> WORK ITEM
Could you print each of the records below exactly?

> DATA FOR REVIEW
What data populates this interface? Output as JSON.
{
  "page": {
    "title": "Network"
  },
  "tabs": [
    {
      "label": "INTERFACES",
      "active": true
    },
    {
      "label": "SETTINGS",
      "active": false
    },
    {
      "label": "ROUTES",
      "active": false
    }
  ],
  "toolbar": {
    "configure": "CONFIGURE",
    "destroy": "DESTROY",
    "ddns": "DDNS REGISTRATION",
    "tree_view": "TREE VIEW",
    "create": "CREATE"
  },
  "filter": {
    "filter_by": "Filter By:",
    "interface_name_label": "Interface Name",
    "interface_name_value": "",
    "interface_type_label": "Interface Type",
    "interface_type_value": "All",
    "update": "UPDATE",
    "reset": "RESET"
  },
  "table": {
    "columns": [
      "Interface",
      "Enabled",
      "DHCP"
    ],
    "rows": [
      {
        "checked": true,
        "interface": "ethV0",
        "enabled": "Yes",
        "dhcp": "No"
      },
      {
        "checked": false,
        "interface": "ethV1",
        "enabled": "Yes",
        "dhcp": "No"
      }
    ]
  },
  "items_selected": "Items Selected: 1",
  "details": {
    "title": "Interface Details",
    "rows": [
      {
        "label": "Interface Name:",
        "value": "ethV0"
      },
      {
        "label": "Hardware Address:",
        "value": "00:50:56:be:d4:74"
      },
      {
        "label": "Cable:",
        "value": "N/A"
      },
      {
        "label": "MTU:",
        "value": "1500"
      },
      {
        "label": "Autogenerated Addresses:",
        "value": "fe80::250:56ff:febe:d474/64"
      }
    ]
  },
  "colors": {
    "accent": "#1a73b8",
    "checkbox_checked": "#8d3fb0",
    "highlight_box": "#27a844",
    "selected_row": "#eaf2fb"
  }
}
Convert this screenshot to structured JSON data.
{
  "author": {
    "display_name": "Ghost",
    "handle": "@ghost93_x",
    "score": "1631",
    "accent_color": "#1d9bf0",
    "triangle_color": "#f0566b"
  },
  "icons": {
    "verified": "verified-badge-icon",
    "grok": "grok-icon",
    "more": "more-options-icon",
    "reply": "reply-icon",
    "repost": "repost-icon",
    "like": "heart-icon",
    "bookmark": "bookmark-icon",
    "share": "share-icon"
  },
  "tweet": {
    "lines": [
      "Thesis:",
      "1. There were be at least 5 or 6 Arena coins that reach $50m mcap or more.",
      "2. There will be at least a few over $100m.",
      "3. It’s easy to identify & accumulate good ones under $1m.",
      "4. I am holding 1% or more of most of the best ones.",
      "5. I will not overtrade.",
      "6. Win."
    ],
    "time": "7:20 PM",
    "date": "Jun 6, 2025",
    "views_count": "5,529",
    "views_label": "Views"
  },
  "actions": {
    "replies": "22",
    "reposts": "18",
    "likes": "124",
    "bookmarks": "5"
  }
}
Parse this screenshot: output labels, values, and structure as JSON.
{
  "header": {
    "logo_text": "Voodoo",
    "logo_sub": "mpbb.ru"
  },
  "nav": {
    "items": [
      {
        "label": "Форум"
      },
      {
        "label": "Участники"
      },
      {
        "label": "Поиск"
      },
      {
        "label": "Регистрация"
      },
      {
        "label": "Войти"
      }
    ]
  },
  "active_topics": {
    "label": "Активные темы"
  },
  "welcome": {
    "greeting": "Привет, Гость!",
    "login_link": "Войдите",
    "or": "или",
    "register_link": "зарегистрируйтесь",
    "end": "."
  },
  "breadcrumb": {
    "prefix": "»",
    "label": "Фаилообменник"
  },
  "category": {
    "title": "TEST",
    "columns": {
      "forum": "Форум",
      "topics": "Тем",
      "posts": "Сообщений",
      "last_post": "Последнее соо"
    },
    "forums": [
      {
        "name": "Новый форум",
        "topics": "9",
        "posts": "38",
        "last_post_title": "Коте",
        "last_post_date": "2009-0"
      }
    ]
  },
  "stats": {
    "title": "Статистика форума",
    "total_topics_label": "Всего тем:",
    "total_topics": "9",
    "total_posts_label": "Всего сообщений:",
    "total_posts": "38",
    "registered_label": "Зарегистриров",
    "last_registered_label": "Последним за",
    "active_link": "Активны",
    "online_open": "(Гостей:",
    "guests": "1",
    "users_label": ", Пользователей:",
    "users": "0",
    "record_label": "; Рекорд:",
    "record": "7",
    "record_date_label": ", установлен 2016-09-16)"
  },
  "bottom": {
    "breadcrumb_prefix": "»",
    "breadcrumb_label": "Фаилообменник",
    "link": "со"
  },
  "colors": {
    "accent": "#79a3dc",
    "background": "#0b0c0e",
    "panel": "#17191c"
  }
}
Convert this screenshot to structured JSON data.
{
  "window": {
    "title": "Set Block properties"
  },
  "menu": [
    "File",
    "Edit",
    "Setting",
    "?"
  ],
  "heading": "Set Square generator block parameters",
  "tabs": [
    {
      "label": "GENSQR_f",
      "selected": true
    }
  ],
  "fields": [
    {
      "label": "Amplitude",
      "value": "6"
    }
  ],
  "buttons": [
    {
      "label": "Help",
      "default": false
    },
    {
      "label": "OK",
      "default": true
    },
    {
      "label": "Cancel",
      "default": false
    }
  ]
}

> RESULT OF THE TASK
What data populates this interface? Output as JSON.
{
  "page": {
    "title": "Network"
  },
  "tabs": [
    {
      "label": "INTERFACES",
      "active": true
    },
    {
      "label": "SETTINGS",
      "active": false
    },
    {
      "label": "ROUTES",
      "active": false
    }
  ],
  "toolbar": {
    "configure": "CONFIGURE",
    "destroy": "DESTROY",
    "ddns": "DDNS REGISTRATION",
    "tree_view": "TREE VIEW",
    "create": "CREATE"
  },
  "filter": {
    "filter_by": "Filter By:",
    "interface_name_label": "Interface Name",
    "interface_name_value": "",
    "interface_type_label": "Interface Type",
    "interface_type_value": "All",
    "update": "UPDATE",
    "reset": "RESET"
  },
  "table": {
    "columns": [
      "Interface",
      "Enabled",
      "DHCP"
    ],
    "rows": [
      {
        "checked": true,
        "interface": "ethV0",
        "enabled": "Yes",
        "dhcp": "No"
      },
      {
        "checked": false,
        "interface": "ethV1",
        "enabled": "Yes",
        "dhcp": "No"
      }
    ]
  },
  "items_selected": "Items Selected: 1",
  "details": {
    "title": "Interface Details",
    "rows": [
      {
        "label": "Interface Name:",
        "value": "ethV0"
      },
      {
        "label": "Hardware Address:",
        "value": "00:50:56:be:d4:74"
      },
      {
        "label": "Cable:",
        "value": "N/A"
      },
      {
        "label": "MTU:",
        "value": "1500"
      },
      {
        "label": "Autogenerated Addresses:",
        "value": "fe80::250:56ff:febe:d474/64"
      }
    ]
  },
  "colors": {
    "accent": "#1a73b8",
    "checkbox_checked": "#8d3fb0",
    "highlight_box": "#27a844",
    "selected_row": "#eaf2fb"
  }
}
Convert this screenshot to structured JSON data.
{
  "author": {
    "display_name": "Ghost",
    "handle": "@ghost93_x",
    "score": "1631",
    "accent_color": "#1d9bf0",
    "triangle_color": "#f0566b"
  },
  "icons": {
    "verified": "verified-badge-icon",
    "grok": "grok-icon",
    "more": "more-options-icon",
    "reply": "reply-icon",
    "repost": "repost-icon",
    "like": "heart-icon",
    "bookmark": "bookmark-icon",
    "share": "share-icon"
  },
  "tweet": {
    "lines": [
      "Thesis:",
      "1. There were be at least 5 or 6 Arena coins that reach $50m mcap or more.",
      "2. There will be at least a few over $100m.",
      "3. It’s easy to identify & accumulate good ones under $1m.",
      "4. I am holding 1% or more of most of the best ones.",
      "5. I will not overtrade.",
      "6. Win."
    ],
    "time": "7:20 PM",
    "date": "Jun 6, 2025",
    "views_count": "5,529",
    "views_label": "Views"
  },
  "actions": {
    "replies": "22",
    "reposts": "18",
    "likes": "124",
    "bookmarks": "5"
  }
}
Parse this screenshot: output labels, values, and structure as JSON.
{
  "header": {
    "logo_text": "Voodoo",
    "logo_sub": "mpbb.ru"
  },
  "nav": {
    "items": [
      {
        "label": "Форум"
      },
      {
        "label": "Участники"
      },
      {
        "label": "Поиск"
      },
      {
        "label": "Регистрация"
      },
      {
        "label": "Войти"
      }
    ]
  },
  "active_topics": {
    "label": "Активные темы"
  },
  "welcome": {
    "greeting": "Привет, Гость!",
    "login_link": "Войдите",
    "or": "или",
    "register_link": "зарегистрируйтесь",
    "end": "."
  },
  "breadcrumb": {
    "prefix": "»",
    "label": "Фаилообменник"
  },
  "category": {
    "title": "TEST",
    "columns": {
      "forum": "Форум",
      "topics": "Тем",
      "posts": "Сообщений",
      "last_post": "Последнее соо"
    },
    "forums": [
      {
        "name": "Новый форум",
        "topics": "9",
        "posts": "38",
        "last_post_title": "Коте",
        "last_post_date": "2009-0"
      }
    ]
  },
  "stats": {
    "title": "Статистика форума",
    "total_topics_label": "Всего тем:",
    "total_topics": "9",
    "total_posts_label": "Всего сообщений:",
    "total_posts": "38",
    "registered_label": "Зарегистриров",
    "last_registered_label": "Последним за",
    "active_link": "Активны",
    "online_open": "(Гостей:",
    "guests": "1",
    "users_label": ", Пользователей:",
    "users": "0",
    "record_label": "; Рекорд:",
    "record": "7",
    "record_date_label": ", установлен 2016-09-16)"
  },
  "bottom": {
    "breadcrumb_prefix": "»",
    "breadcrumb_label": "Фаилообменник",
    "link": "со"
  },
  "colors": {
    "accent": "#79a3dc",
    "background": "#0b0c0e",
    "panel": "#17191c"
  }
}
Convert this screenshot to structured JSON data.
{
  "window": {
    "title": "Set Block properties"
  },
  "menu": [
    "File",
    "Edit",
    "Setting",
    "?"
  ],
  "heading": "Set Square generator block parameters",
  "tabs": [
    {
      "label": "GENSQR_f",
      "selected": true
    }
  ],
  "fields": [
    {
      "label": "Amplitude",
      "value": "6"
    }
  ],
  "buttons": [
    {
      "label": "Help",
      "default": false
    },
    {
      "label": "OK",
      "default": true
    },
    {
      "label": "Cancel",
      "default": false
    }
  ]
}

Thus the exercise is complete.